◆ Data to process:
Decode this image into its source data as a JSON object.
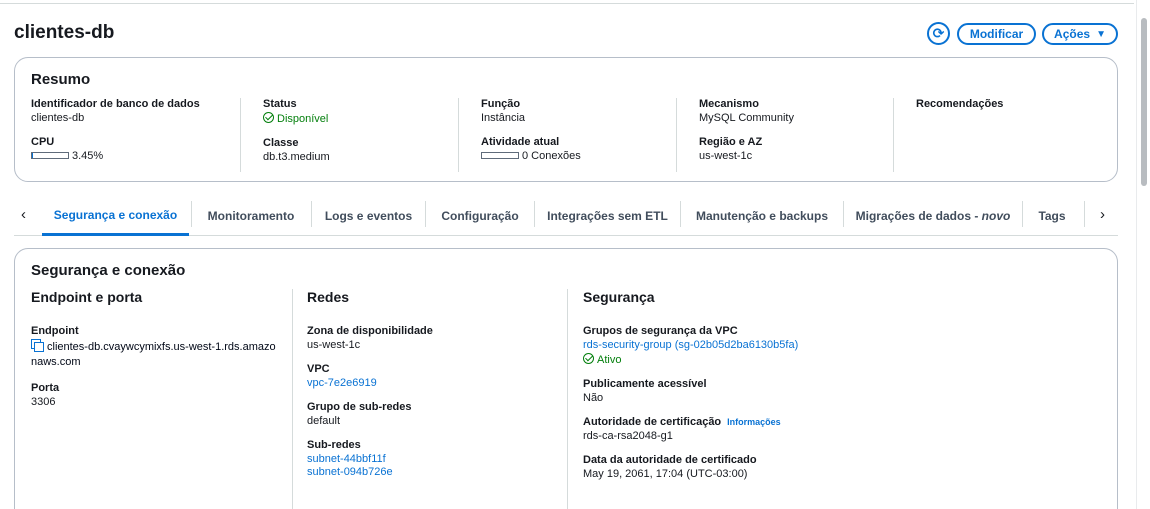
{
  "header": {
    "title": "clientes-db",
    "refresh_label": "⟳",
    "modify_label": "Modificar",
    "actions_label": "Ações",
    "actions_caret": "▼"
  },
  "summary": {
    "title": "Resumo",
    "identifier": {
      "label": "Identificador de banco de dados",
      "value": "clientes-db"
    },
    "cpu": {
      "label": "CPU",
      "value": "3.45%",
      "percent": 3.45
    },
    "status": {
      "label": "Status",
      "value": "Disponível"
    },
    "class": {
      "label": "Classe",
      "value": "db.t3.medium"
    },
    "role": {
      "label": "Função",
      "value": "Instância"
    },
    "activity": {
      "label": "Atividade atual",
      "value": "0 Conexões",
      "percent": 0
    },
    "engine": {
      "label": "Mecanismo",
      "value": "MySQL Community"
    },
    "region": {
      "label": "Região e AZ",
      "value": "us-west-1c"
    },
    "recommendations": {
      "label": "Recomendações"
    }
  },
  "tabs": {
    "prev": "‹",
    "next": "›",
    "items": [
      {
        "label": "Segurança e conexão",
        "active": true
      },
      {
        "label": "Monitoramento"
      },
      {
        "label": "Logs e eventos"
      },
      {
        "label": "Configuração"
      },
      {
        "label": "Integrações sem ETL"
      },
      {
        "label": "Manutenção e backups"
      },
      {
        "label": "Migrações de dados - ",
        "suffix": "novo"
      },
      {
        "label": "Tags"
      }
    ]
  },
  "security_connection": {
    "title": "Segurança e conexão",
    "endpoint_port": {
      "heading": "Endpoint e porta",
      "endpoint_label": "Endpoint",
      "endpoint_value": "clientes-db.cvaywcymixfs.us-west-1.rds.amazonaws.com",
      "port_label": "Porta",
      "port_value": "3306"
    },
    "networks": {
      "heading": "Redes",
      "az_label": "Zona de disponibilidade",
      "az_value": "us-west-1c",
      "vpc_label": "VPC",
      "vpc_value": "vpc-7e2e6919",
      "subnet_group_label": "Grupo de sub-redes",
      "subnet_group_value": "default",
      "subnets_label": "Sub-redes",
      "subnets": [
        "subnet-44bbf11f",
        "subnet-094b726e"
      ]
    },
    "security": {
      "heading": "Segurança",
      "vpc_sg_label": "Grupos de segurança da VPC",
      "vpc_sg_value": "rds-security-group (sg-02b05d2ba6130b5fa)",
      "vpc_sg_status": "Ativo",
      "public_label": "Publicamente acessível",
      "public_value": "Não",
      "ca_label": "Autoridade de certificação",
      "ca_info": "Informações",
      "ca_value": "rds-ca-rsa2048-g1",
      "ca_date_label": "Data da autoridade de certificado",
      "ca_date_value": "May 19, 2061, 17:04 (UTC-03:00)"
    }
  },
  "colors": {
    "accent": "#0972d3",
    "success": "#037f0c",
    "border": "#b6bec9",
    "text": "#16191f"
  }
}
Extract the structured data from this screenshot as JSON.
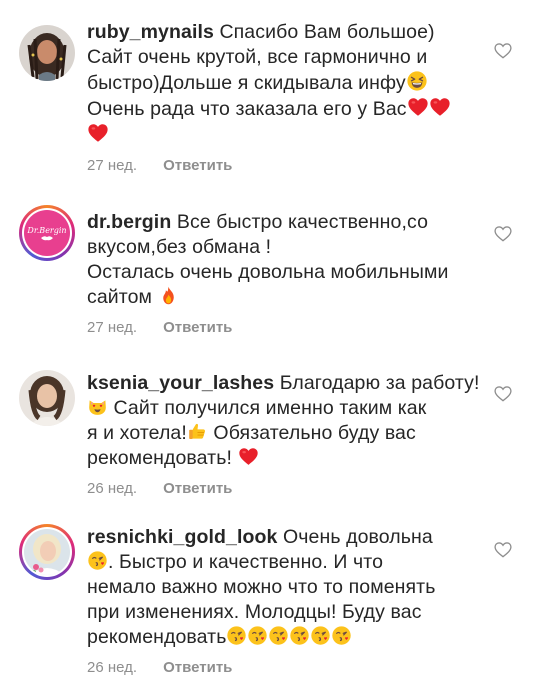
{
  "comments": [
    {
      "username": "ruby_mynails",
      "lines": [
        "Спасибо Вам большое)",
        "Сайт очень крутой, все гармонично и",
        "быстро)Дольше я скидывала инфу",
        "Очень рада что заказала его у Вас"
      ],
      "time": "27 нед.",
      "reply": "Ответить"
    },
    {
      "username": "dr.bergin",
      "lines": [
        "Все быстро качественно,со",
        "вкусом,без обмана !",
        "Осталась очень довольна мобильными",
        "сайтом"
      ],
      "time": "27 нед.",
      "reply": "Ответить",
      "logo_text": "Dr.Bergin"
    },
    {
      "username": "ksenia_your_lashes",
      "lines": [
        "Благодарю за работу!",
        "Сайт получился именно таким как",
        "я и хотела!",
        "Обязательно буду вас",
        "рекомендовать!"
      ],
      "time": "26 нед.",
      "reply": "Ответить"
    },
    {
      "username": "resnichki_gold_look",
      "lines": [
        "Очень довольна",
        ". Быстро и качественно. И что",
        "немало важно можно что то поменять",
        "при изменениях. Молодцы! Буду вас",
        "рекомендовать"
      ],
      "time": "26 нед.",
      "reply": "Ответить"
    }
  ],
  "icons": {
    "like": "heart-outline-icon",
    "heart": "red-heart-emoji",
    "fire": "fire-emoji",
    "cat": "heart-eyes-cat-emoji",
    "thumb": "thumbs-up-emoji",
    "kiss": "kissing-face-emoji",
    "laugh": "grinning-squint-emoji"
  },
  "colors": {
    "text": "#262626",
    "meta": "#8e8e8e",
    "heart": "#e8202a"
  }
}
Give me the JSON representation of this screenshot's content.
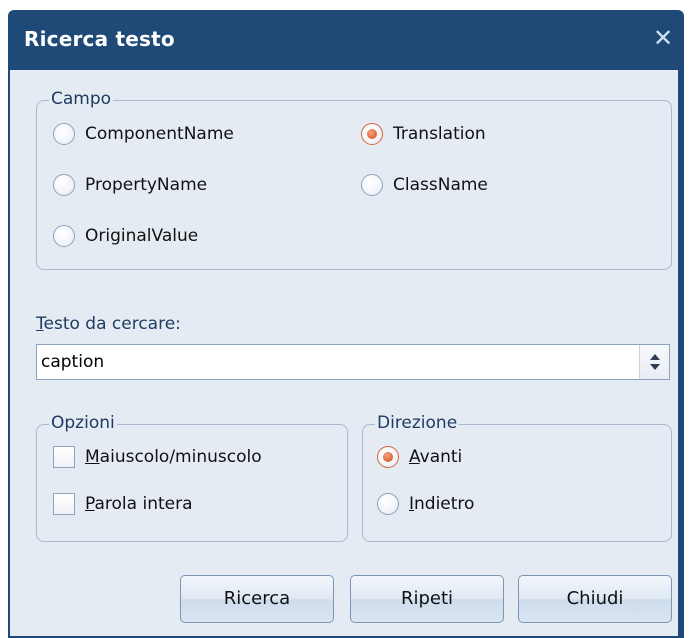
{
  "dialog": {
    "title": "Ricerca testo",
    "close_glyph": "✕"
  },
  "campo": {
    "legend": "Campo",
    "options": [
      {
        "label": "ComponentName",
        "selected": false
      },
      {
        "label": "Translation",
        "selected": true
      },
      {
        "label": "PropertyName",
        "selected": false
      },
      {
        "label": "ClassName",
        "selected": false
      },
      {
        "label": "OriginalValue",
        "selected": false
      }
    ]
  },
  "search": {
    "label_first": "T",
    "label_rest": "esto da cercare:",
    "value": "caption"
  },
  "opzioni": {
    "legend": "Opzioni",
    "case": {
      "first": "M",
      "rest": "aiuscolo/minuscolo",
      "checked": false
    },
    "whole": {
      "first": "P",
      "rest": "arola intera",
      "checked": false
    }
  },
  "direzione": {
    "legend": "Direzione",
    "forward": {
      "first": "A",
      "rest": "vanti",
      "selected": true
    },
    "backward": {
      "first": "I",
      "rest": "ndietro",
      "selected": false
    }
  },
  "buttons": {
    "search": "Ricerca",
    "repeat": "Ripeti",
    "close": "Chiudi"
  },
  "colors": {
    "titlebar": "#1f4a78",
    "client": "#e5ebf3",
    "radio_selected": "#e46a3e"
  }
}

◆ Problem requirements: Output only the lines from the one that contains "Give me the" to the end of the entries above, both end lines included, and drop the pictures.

◆ Answer section:
Give me the JSON representation of this screenshot's content.
{
  "dialog": {
    "title": "Ricerca testo",
    "close_glyph": "✕"
  },
  "campo": {
    "legend": "Campo",
    "options": [
      {
        "label": "ComponentName",
        "selected": false
      },
      {
        "label": "Translation",
        "selected": true
      },
      {
        "label": "PropertyName",
        "selected": false
      },
      {
        "label": "ClassName",
        "selected": false
      },
      {
        "label": "OriginalValue",
        "selected": false
      }
    ]
  },
  "search": {
    "label_first": "T",
    "label_rest": "esto da cercare:",
    "value": "caption"
  },
  "opzioni": {
    "legend": "Opzioni",
    "case": {
      "first": "M",
      "rest": "aiuscolo/minuscolo",
      "checked": false
    },
    "whole": {
      "first": "P",
      "rest": "arola intera",
      "checked": false
    }
  },
  "direzione": {
    "legend": "Direzione",
    "forward": {
      "first": "A",
      "rest": "vanti",
      "selected": true
    },
    "backward": {
      "first": "I",
      "rest": "ndietro",
      "selected": false
    }
  },
  "buttons": {
    "search": "Ricerca",
    "repeat": "Ripeti",
    "close": "Chiudi"
  },
  "colors": {
    "titlebar": "#1f4a78",
    "client": "#e5ebf3",
    "radio_selected": "#e46a3e"
  }
}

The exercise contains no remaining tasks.